*RECORDS FOR THE TASK*:
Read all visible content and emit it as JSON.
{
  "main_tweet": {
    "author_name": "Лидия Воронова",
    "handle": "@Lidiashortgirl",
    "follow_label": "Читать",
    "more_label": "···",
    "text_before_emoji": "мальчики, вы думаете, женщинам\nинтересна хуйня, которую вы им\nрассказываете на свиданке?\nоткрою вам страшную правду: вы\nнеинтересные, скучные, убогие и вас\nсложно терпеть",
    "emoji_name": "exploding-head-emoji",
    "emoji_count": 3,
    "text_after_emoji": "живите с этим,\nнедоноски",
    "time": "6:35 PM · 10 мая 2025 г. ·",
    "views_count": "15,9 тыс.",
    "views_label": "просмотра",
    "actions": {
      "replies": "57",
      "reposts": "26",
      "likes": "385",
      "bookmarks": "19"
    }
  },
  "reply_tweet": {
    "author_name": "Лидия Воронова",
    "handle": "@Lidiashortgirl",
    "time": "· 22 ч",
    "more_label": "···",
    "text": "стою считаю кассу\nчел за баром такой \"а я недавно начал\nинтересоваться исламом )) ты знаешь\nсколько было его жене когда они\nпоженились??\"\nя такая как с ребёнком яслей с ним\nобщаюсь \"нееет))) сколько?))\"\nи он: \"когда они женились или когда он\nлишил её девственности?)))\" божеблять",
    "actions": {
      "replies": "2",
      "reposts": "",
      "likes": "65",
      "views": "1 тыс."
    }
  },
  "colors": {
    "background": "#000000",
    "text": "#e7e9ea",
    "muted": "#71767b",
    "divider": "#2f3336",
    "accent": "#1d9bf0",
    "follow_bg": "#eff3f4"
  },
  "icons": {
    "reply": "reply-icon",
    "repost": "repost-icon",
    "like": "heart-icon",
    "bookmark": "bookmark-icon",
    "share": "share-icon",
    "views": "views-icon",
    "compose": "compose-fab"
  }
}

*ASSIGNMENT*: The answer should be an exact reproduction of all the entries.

*REPLY*:
Read all visible content and emit it as JSON.
{
  "main_tweet": {
    "author_name": "Лидия Воронова",
    "handle": "@Lidiashortgirl",
    "follow_label": "Читать",
    "more_label": "···",
    "text_before_emoji": "мальчики, вы думаете, женщинам\nинтересна хуйня, которую вы им\nрассказываете на свиданке?\nоткрою вам страшную правду: вы\nнеинтересные, скучные, убогие и вас\nсложно терпеть",
    "emoji_name": "exploding-head-emoji",
    "emoji_count": 3,
    "text_after_emoji": "живите с этим,\nнедоноски",
    "time": "6:35 PM · 10 мая 2025 г. ·",
    "views_count": "15,9 тыс.",
    "views_label": "просмотра",
    "actions": {
      "replies": "57",
      "reposts": "26",
      "likes": "385",
      "bookmarks": "19"
    }
  },
  "reply_tweet": {
    "author_name": "Лидия Воронова",
    "handle": "@Lidiashortgirl",
    "time": "· 22 ч",
    "more_label": "···",
    "text": "стою считаю кассу\nчел за баром такой \"а я недавно начал\nинтересоваться исламом )) ты знаешь\nсколько было его жене когда они\nпоженились??\"\nя такая как с ребёнком яслей с ним\nобщаюсь \"нееет))) сколько?))\"\nи он: \"когда они женились или когда он\nлишил её девственности?)))\" божеблять",
    "actions": {
      "replies": "2",
      "reposts": "",
      "likes": "65",
      "views": "1 тыс."
    }
  },
  "colors": {
    "background": "#000000",
    "text": "#e7e9ea",
    "muted": "#71767b",
    "divider": "#2f3336",
    "accent": "#1d9bf0",
    "follow_bg": "#eff3f4"
  },
  "icons": {
    "reply": "reply-icon",
    "repost": "repost-icon",
    "like": "heart-icon",
    "bookmark": "bookmark-icon",
    "share": "share-icon",
    "views": "views-icon",
    "compose": "compose-fab"
  }
}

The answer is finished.